Assignment:
Below you will find a set of lines. Repeat them all exactly.

Records to process:
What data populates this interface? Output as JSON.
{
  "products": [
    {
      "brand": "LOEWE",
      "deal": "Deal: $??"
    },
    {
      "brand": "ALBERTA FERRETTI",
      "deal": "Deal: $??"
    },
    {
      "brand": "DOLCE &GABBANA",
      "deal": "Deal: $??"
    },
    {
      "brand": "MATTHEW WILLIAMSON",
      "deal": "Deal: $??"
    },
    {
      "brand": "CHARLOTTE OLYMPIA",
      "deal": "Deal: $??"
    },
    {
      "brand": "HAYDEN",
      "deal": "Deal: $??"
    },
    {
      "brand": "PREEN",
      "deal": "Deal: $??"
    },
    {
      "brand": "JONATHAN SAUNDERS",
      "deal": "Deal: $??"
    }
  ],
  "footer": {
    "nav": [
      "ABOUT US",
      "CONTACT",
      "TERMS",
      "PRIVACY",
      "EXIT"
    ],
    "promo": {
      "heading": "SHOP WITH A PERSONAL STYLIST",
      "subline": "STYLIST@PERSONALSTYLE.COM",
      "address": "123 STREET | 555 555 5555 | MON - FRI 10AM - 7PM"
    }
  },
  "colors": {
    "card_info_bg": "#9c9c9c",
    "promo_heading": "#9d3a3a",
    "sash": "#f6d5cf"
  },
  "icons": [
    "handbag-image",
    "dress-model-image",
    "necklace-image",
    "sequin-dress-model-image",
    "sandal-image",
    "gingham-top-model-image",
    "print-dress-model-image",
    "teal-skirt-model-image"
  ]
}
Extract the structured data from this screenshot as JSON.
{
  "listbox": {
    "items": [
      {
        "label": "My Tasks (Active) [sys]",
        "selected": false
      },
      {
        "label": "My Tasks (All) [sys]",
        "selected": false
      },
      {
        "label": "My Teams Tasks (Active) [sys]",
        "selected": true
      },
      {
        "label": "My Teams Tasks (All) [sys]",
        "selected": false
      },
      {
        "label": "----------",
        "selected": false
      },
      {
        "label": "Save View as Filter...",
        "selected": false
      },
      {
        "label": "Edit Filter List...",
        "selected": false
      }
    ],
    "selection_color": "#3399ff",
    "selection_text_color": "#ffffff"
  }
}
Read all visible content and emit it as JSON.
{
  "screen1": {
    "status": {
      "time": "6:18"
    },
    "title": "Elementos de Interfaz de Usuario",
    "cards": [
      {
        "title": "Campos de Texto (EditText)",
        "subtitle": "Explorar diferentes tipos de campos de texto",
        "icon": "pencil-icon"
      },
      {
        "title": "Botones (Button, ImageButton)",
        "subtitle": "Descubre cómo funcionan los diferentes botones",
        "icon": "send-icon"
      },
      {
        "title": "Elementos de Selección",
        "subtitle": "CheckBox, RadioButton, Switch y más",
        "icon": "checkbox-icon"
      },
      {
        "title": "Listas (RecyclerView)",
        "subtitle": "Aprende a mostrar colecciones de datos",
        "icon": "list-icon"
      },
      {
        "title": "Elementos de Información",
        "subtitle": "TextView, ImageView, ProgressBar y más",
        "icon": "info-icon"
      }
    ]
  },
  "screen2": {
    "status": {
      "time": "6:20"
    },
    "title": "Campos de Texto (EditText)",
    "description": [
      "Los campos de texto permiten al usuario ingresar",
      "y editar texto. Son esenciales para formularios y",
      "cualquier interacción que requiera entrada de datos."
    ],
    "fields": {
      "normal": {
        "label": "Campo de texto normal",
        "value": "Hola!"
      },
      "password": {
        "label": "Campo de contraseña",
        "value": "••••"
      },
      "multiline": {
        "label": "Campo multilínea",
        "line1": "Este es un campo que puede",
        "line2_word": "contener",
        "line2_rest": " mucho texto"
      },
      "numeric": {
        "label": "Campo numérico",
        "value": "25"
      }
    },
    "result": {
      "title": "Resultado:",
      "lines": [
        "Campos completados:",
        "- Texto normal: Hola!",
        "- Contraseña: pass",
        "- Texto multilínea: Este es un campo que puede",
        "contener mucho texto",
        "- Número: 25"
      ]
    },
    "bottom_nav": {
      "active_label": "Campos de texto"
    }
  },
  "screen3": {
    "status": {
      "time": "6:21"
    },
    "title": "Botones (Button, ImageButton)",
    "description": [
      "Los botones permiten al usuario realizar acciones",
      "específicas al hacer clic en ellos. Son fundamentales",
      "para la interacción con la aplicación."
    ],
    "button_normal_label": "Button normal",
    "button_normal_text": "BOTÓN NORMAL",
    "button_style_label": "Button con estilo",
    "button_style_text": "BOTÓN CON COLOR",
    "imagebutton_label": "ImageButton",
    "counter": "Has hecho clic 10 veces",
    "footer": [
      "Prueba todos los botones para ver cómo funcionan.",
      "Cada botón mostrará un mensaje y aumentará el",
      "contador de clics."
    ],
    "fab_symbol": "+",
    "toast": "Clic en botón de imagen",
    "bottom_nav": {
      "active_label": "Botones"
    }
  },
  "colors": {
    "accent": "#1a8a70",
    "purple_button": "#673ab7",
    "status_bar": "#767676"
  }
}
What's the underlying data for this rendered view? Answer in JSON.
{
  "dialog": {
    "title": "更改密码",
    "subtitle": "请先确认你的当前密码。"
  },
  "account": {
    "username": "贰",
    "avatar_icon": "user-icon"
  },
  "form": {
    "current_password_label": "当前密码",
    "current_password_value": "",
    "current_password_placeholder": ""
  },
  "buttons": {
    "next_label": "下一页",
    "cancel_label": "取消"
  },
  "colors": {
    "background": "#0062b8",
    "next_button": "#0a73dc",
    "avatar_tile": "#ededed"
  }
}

Output:
What data populates this interface? Output as JSON.
{
  "products": [
    {
      "brand": "LOEWE",
      "deal": "Deal: $??"
    },
    {
      "brand": "ALBERTA FERRETTI",
      "deal": "Deal: $??"
    },
    {
      "brand": "DOLCE &GABBANA",
      "deal": "Deal: $??"
    },
    {
      "brand": "MATTHEW WILLIAMSON",
      "deal": "Deal: $??"
    },
    {
      "brand": "CHARLOTTE OLYMPIA",
      "deal": "Deal: $??"
    },
    {
      "brand": "HAYDEN",
      "deal": "Deal: $??"
    },
    {
      "brand": "PREEN",
      "deal": "Deal: $??"
    },
    {
      "brand": "JONATHAN SAUNDERS",
      "deal": "Deal: $??"
    }
  ],
  "footer": {
    "nav": [
      "ABOUT US",
      "CONTACT",
      "TERMS",
      "PRIVACY",
      "EXIT"
    ],
    "promo": {
      "heading": "SHOP WITH A PERSONAL STYLIST",
      "subline": "STYLIST@PERSONALSTYLE.COM",
      "address": "123 STREET | 555 555 5555 | MON - FRI 10AM - 7PM"
    }
  },
  "colors": {
    "card_info_bg": "#9c9c9c",
    "promo_heading": "#9d3a3a",
    "sash": "#f6d5cf"
  },
  "icons": [
    "handbag-image",
    "dress-model-image",
    "necklace-image",
    "sequin-dress-model-image",
    "sandal-image",
    "gingham-top-model-image",
    "print-dress-model-image",
    "teal-skirt-model-image"
  ]
}
Extract the structured data from this screenshot as JSON.
{
  "listbox": {
    "items": [
      {
        "label": "My Tasks (Active) [sys]",
        "selected": false
      },
      {
        "label": "My Tasks (All) [sys]",
        "selected": false
      },
      {
        "label": "My Teams Tasks (Active) [sys]",
        "selected": true
      },
      {
        "label": "My Teams Tasks (All) [sys]",
        "selected": false
      },
      {
        "label": "----------",
        "selected": false
      },
      {
        "label": "Save View as Filter...",
        "selected": false
      },
      {
        "label": "Edit Filter List...",
        "selected": false
      }
    ],
    "selection_color": "#3399ff",
    "selection_text_color": "#ffffff"
  }
}
Read all visible content and emit it as JSON.
{
  "screen1": {
    "status": {
      "time": "6:18"
    },
    "title": "Elementos de Interfaz de Usuario",
    "cards": [
      {
        "title": "Campos de Texto (EditText)",
        "subtitle": "Explorar diferentes tipos de campos de texto",
        "icon": "pencil-icon"
      },
      {
        "title": "Botones (Button, ImageButton)",
        "subtitle": "Descubre cómo funcionan los diferentes botones",
        "icon": "send-icon"
      },
      {
        "title": "Elementos de Selección",
        "subtitle": "CheckBox, RadioButton, Switch y más",
        "icon": "checkbox-icon"
      },
      {
        "title": "Listas (RecyclerView)",
        "subtitle": "Aprende a mostrar colecciones de datos",
        "icon": "list-icon"
      },
      {
        "title": "Elementos de Información",
        "subtitle": "TextView, ImageView, ProgressBar y más",
        "icon": "info-icon"
      }
    ]
  },
  "screen2": {
    "status": {
      "time": "6:20"
    },
    "title": "Campos de Texto (EditText)",
    "description": [
      "Los campos de texto permiten al usuario ingresar",
      "y editar texto. Son esenciales para formularios y",
      "cualquier interacción que requiera entrada de datos."
    ],
    "fields": {
      "normal": {
        "label": "Campo de texto normal",
        "value": "Hola!"
      },
      "password": {
        "label": "Campo de contraseña",
        "value": "••••"
      },
      "multiline": {
        "label": "Campo multilínea",
        "line1": "Este es un campo que puede",
        "line2_word": "contener",
        "line2_rest": " mucho texto"
      },
      "numeric": {
        "label": "Campo numérico",
        "value": "25"
      }
    },
    "result": {
      "title": "Resultado:",
      "lines": [
        "Campos completados:",
        "- Texto normal: Hola!",
        "- Contraseña: pass",
        "- Texto multilínea: Este es un campo que puede",
        "contener mucho texto",
        "- Número: 25"
      ]
    },
    "bottom_nav": {
      "active_label": "Campos de texto"
    }
  },
  "screen3": {
    "status": {
      "time": "6:21"
    },
    "title": "Botones (Button, ImageButton)",
    "description": [
      "Los botones permiten al usuario realizar acciones",
      "específicas al hacer clic en ellos. Son fundamentales",
      "para la interacción con la aplicación."
    ],
    "button_normal_label": "Button normal",
    "button_normal_text": "BOTÓN NORMAL",
    "button_style_label": "Button con estilo",
    "button_style_text": "BOTÓN CON COLOR",
    "imagebutton_label": "ImageButton",
    "counter": "Has hecho clic 10 veces",
    "footer": [
      "Prueba todos los botones para ver cómo funcionan.",
      "Cada botón mostrará un mensaje y aumentará el",
      "contador de clics."
    ],
    "fab_symbol": "+",
    "toast": "Clic en botón de imagen",
    "bottom_nav": {
      "active_label": "Botones"
    }
  },
  "colors": {
    "accent": "#1a8a70",
    "purple_button": "#673ab7",
    "status_bar": "#767676"
  }
}
What's the underlying data for this rendered view? Answer in JSON.
{
  "dialog": {
    "title": "更改密码",
    "subtitle": "请先确认你的当前密码。"
  },
  "account": {
    "username": "贰",
    "avatar_icon": "user-icon"
  },
  "form": {
    "current_password_label": "当前密码",
    "current_password_value": "",
    "current_password_placeholder": ""
  },
  "buttons": {
    "next_label": "下一页",
    "cancel_label": "取消"
  },
  "colors": {
    "background": "#0062b8",
    "next_button": "#0a73dc",
    "avatar_tile": "#ededed"
  }
}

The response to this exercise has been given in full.